◆ Problem statement
Nothing is to be left out: repeat every entry exactly as given.

(Stored data entries)
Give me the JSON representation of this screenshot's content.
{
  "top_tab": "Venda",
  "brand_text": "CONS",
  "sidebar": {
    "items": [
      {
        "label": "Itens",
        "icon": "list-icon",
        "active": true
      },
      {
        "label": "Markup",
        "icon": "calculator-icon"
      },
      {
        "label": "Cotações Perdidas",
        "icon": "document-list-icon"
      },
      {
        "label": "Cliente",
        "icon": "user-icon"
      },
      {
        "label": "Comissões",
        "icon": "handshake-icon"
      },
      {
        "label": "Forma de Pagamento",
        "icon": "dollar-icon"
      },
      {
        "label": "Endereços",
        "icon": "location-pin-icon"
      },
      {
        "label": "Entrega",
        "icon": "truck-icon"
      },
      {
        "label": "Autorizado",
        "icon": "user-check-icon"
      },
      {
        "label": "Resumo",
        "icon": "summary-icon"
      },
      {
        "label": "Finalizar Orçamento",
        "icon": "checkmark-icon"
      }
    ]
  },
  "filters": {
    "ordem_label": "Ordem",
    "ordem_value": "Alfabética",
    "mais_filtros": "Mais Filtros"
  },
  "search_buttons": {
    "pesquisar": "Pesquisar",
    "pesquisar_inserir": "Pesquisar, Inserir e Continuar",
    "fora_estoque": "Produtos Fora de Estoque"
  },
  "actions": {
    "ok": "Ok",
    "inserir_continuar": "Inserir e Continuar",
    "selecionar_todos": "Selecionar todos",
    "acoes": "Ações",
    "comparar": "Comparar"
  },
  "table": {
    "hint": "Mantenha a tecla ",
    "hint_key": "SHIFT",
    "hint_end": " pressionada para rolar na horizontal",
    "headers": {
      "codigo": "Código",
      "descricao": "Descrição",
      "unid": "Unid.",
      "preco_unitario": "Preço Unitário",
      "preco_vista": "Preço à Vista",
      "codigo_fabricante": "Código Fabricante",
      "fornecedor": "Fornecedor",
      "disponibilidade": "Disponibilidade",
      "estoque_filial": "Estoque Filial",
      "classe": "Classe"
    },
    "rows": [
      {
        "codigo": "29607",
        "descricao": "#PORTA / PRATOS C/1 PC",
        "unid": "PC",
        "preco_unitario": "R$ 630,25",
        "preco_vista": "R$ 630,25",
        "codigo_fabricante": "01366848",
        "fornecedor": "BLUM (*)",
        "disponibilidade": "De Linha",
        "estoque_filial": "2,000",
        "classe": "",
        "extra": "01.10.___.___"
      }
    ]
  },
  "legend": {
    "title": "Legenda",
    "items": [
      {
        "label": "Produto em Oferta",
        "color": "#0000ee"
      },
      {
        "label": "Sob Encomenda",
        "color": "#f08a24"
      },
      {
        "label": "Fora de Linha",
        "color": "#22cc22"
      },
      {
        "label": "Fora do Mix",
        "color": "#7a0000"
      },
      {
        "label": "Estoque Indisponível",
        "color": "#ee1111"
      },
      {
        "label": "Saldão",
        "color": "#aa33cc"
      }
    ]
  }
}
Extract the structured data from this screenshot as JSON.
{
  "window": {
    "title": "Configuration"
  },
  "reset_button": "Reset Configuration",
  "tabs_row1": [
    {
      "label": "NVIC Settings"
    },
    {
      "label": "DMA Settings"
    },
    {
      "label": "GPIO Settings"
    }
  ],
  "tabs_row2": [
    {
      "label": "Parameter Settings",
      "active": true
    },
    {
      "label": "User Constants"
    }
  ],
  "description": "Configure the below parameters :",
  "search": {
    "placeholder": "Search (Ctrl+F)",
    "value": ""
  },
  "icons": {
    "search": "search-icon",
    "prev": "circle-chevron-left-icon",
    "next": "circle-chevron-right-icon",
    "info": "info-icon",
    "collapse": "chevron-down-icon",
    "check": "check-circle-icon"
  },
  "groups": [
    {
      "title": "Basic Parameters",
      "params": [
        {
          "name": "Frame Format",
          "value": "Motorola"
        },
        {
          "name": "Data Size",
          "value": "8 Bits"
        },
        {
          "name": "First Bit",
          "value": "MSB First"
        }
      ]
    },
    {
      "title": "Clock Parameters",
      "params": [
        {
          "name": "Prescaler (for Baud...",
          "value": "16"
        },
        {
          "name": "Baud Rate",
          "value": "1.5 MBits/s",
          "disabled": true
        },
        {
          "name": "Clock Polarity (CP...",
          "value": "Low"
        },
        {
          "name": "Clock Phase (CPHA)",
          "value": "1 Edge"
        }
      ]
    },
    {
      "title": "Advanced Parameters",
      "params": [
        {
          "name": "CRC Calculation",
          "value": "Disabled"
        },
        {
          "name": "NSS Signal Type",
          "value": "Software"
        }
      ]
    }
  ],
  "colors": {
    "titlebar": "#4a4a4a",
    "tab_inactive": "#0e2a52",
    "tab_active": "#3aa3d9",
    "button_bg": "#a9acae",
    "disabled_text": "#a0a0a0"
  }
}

◆ Response
Give me the JSON representation of this screenshot's content.
{
  "top_tab": "Venda",
  "brand_text": "CONS",
  "sidebar": {
    "items": [
      {
        "label": "Itens",
        "icon": "list-icon",
        "active": true
      },
      {
        "label": "Markup",
        "icon": "calculator-icon"
      },
      {
        "label": "Cotações Perdidas",
        "icon": "document-list-icon"
      },
      {
        "label": "Cliente",
        "icon": "user-icon"
      },
      {
        "label": "Comissões",
        "icon": "handshake-icon"
      },
      {
        "label": "Forma de Pagamento",
        "icon": "dollar-icon"
      },
      {
        "label": "Endereços",
        "icon": "location-pin-icon"
      },
      {
        "label": "Entrega",
        "icon": "truck-icon"
      },
      {
        "label": "Autorizado",
        "icon": "user-check-icon"
      },
      {
        "label": "Resumo",
        "icon": "summary-icon"
      },
      {
        "label": "Finalizar Orçamento",
        "icon": "checkmark-icon"
      }
    ]
  },
  "filters": {
    "ordem_label": "Ordem",
    "ordem_value": "Alfabética",
    "mais_filtros": "Mais Filtros"
  },
  "search_buttons": {
    "pesquisar": "Pesquisar",
    "pesquisar_inserir": "Pesquisar, Inserir e Continuar",
    "fora_estoque": "Produtos Fora de Estoque"
  },
  "actions": {
    "ok": "Ok",
    "inserir_continuar": "Inserir e Continuar",
    "selecionar_todos": "Selecionar todos",
    "acoes": "Ações",
    "comparar": "Comparar"
  },
  "table": {
    "hint": "Mantenha a tecla ",
    "hint_key": "SHIFT",
    "hint_end": " pressionada para rolar na horizontal",
    "headers": {
      "codigo": "Código",
      "descricao": "Descrição",
      "unid": "Unid.",
      "preco_unitario": "Preço Unitário",
      "preco_vista": "Preço à Vista",
      "codigo_fabricante": "Código Fabricante",
      "fornecedor": "Fornecedor",
      "disponibilidade": "Disponibilidade",
      "estoque_filial": "Estoque Filial",
      "classe": "Classe"
    },
    "rows": [
      {
        "codigo": "29607",
        "descricao": "#PORTA / PRATOS C/1 PC",
        "unid": "PC",
        "preco_unitario": "R$ 630,25",
        "preco_vista": "R$ 630,25",
        "codigo_fabricante": "01366848",
        "fornecedor": "BLUM (*)",
        "disponibilidade": "De Linha",
        "estoque_filial": "2,000",
        "classe": "",
        "extra": "01.10.___.___"
      }
    ]
  },
  "legend": {
    "title": "Legenda",
    "items": [
      {
        "label": "Produto em Oferta",
        "color": "#0000ee"
      },
      {
        "label": "Sob Encomenda",
        "color": "#f08a24"
      },
      {
        "label": "Fora de Linha",
        "color": "#22cc22"
      },
      {
        "label": "Fora do Mix",
        "color": "#7a0000"
      },
      {
        "label": "Estoque Indisponível",
        "color": "#ee1111"
      },
      {
        "label": "Saldão",
        "color": "#aa33cc"
      }
    ]
  }
}
Extract the structured data from this screenshot as JSON.
{
  "window": {
    "title": "Configuration"
  },
  "reset_button": "Reset Configuration",
  "tabs_row1": [
    {
      "label": "NVIC Settings"
    },
    {
      "label": "DMA Settings"
    },
    {
      "label": "GPIO Settings"
    }
  ],
  "tabs_row2": [
    {
      "label": "Parameter Settings",
      "active": true
    },
    {
      "label": "User Constants"
    }
  ],
  "description": "Configure the below parameters :",
  "search": {
    "placeholder": "Search (Ctrl+F)",
    "value": ""
  },
  "icons": {
    "search": "search-icon",
    "prev": "circle-chevron-left-icon",
    "next": "circle-chevron-right-icon",
    "info": "info-icon",
    "collapse": "chevron-down-icon",
    "check": "check-circle-icon"
  },
  "groups": [
    {
      "title": "Basic Parameters",
      "params": [
        {
          "name": "Frame Format",
          "value": "Motorola"
        },
        {
          "name": "Data Size",
          "value": "8 Bits"
        },
        {
          "name": "First Bit",
          "value": "MSB First"
        }
      ]
    },
    {
      "title": "Clock Parameters",
      "params": [
        {
          "name": "Prescaler (for Baud...",
          "value": "16"
        },
        {
          "name": "Baud Rate",
          "value": "1.5 MBits/s",
          "disabled": true
        },
        {
          "name": "Clock Polarity (CP...",
          "value": "Low"
        },
        {
          "name": "Clock Phase (CPHA)",
          "value": "1 Edge"
        }
      ]
    },
    {
      "title": "Advanced Parameters",
      "params": [
        {
          "name": "CRC Calculation",
          "value": "Disabled"
        },
        {
          "name": "NSS Signal Type",
          "value": "Software"
        }
      ]
    }
  ],
  "colors": {
    "titlebar": "#4a4a4a",
    "tab_inactive": "#0e2a52",
    "tab_active": "#3aa3d9",
    "button_bg": "#a9acae",
    "disabled_text": "#a0a0a0"
  }
}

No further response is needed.